How to Practice Golf
Without doubt, the most common faults I see among amateurs are at address. They don’t pay enough attention to the stance, posture or alignment and this has a knock-on effect for the swing. Other than that, the main fault would be not knowing how far you hit the ball. These two are actually related because it is difficult to know how far you hit each club when you have inconsistencies at set up. I strike the ball fairly similar every time so I know, within two or three yards, how far a 7-iron is going to go for instance. But if you’re not consistent at set-up it’s going to be difficult. This is what you should work on in practice.
First of all when I set up on the range, I am working on my balance, feeling where it is in my feet at address. The majority of your weight should be down through your laces as you stand over the ball. The best way to set your posture and find the right balance is to stand straight upright with your feet a little less than shoulder width apart. Now place the shaft of your wedge across your hips. Then lean your upper body forward so your weight moves over your toes and then flex your knees. This brings your weight back over the balls of your feet. From there, let your arms hang under your shoulders and that’s the ideal set up with good balance. You should feel like a goalkeeper ready to save a penalty – the golf swing is such a fast movement, you need to be balanced and alive. As the golf club gets longer, I tend to make my stance a little bit wider but I wouldn’t try to hit the ball any harder.
Its important to aim in the right direction obviously but strangely, most people don’t! Generally I lay a club or alignment stick down on the ground. However, I do not put it on the ball-to-target line or on the line of my feet. Instead I put it parallel to those two lines half way between them. The alignment stick sits under my shoulders and then I can set my body and the clubface parallel to that. Remember it is everything – feet, hits, knees, elbows – that need to be parallel and that’s why it is important to check. If you have any kinks in your set up (your shoulders might be closed or your hips might be open), you’ll have to make compensations in the swing to strike ball. My hips can get slightly open every now and again and that’s why I need to check.

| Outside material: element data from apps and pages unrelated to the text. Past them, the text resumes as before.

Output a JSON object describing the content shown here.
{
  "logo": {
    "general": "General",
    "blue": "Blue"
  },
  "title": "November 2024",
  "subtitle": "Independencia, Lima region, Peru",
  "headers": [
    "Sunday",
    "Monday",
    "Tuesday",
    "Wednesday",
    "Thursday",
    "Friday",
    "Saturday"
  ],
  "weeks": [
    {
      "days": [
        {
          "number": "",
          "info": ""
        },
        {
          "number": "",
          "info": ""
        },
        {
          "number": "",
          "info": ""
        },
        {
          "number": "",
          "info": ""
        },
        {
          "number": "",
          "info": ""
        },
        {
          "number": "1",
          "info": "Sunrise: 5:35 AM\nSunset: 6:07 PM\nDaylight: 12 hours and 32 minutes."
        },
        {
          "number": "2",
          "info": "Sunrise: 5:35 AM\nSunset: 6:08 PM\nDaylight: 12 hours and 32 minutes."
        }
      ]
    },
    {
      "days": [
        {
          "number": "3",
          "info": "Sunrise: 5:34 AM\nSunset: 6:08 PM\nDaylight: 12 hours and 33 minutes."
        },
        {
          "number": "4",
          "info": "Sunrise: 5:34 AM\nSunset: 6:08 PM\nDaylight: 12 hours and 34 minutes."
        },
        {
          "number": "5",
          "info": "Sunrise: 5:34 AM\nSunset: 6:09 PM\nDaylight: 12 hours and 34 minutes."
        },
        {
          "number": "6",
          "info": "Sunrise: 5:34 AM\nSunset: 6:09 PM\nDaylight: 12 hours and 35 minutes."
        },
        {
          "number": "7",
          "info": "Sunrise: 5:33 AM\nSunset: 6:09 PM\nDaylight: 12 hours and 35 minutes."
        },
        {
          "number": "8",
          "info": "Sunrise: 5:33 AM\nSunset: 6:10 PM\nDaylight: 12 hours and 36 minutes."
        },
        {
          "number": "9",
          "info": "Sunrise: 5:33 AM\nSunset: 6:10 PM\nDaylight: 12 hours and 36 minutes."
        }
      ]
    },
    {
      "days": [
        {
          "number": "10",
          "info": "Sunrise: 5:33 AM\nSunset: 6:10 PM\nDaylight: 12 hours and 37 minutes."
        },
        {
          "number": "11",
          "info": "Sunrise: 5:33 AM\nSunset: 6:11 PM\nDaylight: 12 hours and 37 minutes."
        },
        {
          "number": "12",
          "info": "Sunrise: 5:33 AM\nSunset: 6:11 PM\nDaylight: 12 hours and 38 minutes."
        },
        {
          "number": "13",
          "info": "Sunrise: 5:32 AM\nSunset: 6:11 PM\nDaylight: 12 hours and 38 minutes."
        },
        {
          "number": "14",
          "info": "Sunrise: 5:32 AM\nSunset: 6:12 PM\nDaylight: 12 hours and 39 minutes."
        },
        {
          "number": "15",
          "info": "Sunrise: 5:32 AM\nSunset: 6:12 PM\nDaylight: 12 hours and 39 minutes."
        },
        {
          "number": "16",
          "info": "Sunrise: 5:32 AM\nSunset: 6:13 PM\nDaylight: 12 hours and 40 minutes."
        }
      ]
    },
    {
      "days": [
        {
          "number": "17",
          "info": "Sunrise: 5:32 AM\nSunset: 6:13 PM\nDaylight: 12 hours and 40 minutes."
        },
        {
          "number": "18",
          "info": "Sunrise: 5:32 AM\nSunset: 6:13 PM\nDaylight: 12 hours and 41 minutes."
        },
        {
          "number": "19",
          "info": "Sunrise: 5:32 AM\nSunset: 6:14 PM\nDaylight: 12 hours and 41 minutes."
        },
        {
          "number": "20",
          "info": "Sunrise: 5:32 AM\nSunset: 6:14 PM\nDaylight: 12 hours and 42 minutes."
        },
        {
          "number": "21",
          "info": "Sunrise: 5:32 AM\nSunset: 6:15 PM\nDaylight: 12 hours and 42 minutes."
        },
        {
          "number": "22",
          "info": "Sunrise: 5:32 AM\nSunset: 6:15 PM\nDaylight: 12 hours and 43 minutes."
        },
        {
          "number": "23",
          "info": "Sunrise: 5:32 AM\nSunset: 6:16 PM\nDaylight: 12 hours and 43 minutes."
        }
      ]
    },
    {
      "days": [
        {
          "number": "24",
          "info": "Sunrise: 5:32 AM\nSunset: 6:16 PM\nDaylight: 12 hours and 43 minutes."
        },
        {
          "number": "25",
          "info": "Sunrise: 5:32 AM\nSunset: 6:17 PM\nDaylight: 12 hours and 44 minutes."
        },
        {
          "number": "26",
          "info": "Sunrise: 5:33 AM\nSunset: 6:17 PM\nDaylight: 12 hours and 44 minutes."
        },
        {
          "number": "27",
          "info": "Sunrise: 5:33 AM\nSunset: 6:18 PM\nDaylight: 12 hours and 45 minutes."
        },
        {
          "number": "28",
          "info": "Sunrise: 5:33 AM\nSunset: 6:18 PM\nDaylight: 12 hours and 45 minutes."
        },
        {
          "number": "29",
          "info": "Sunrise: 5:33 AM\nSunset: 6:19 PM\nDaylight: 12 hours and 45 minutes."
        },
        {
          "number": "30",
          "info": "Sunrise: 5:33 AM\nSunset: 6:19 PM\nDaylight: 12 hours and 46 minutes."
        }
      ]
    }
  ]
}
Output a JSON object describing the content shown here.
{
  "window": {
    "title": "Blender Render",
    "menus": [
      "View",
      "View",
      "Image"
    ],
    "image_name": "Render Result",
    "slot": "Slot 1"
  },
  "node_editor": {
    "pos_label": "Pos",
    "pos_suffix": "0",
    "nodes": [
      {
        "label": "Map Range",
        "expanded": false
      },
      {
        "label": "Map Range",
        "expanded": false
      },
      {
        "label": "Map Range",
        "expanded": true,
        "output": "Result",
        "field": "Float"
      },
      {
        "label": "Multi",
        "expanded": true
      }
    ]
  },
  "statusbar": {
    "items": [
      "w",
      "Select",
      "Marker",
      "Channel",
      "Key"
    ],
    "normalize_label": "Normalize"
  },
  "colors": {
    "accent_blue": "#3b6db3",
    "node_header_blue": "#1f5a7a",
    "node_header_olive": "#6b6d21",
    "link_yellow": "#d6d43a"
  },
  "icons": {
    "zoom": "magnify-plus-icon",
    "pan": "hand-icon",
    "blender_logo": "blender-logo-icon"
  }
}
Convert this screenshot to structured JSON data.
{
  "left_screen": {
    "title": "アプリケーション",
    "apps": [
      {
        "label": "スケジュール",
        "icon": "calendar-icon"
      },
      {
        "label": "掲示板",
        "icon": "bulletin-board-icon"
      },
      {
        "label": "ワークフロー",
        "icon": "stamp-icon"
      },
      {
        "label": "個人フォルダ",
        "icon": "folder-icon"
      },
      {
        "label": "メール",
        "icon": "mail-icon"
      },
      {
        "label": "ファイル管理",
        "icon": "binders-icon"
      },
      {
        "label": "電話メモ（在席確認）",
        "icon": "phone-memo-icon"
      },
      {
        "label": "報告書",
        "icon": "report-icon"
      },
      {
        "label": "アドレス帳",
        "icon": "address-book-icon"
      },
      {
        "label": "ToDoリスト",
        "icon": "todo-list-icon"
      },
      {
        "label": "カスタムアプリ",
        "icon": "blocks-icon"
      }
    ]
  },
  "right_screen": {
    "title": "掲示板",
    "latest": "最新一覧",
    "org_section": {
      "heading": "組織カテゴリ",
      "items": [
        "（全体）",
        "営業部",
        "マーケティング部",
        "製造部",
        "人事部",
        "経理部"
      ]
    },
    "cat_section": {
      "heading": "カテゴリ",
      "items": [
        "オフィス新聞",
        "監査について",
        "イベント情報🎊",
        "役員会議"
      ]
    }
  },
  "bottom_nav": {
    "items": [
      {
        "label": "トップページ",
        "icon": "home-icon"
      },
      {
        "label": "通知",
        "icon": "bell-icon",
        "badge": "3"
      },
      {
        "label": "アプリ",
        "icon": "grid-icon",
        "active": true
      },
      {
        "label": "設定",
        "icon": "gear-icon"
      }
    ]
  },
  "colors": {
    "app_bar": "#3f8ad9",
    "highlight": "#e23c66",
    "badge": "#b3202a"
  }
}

I try to make sure the clubhead is the first thing to move away from the ball in the takeaway, this is a simple move but it’s one that some people get wrong. It should start to get the club working on a good path. Then as I turn to the top of the backswing I resist that rotation with my legs. From the top of the backswing I’m looking to initiate the downswing with the left knee. This creates a whiplash effect with the club, creating lag on the way down. From there you should be looking to simply rotate through then into a smooth follow through with your right shoulder aiming at the target in the finish.
Coming up short or hitting the ball long, these are the things that really wreck your scoring. If you start missing greens, you’ve got to get it up and down. So it really is worth getting a real understanding for how far you hit the ball. When you get to a certain level where your ball striking is consistent, you should head to the range and hit 10 balls with your 7-iron. Measure the five middle ones and you’ll get an idea for how far you hit that club.
Driver set up
With a driver I widen my stance and move the ball forward because I’m trying to hit the ball on the up. That’s about all that changes really. I tee it up quite high for the driver and that’s because of the launch characteristics I’m looking for. It goes further when I launch it at about 10.5˚ – that creates the optimum for me with regards to carry and roll. My driver carries about 290 and rolls out to 315. The other thing I do is I try to keep moving at address. It’s a good idea not to stand there too long before starting the swing as this can create tension in your arms.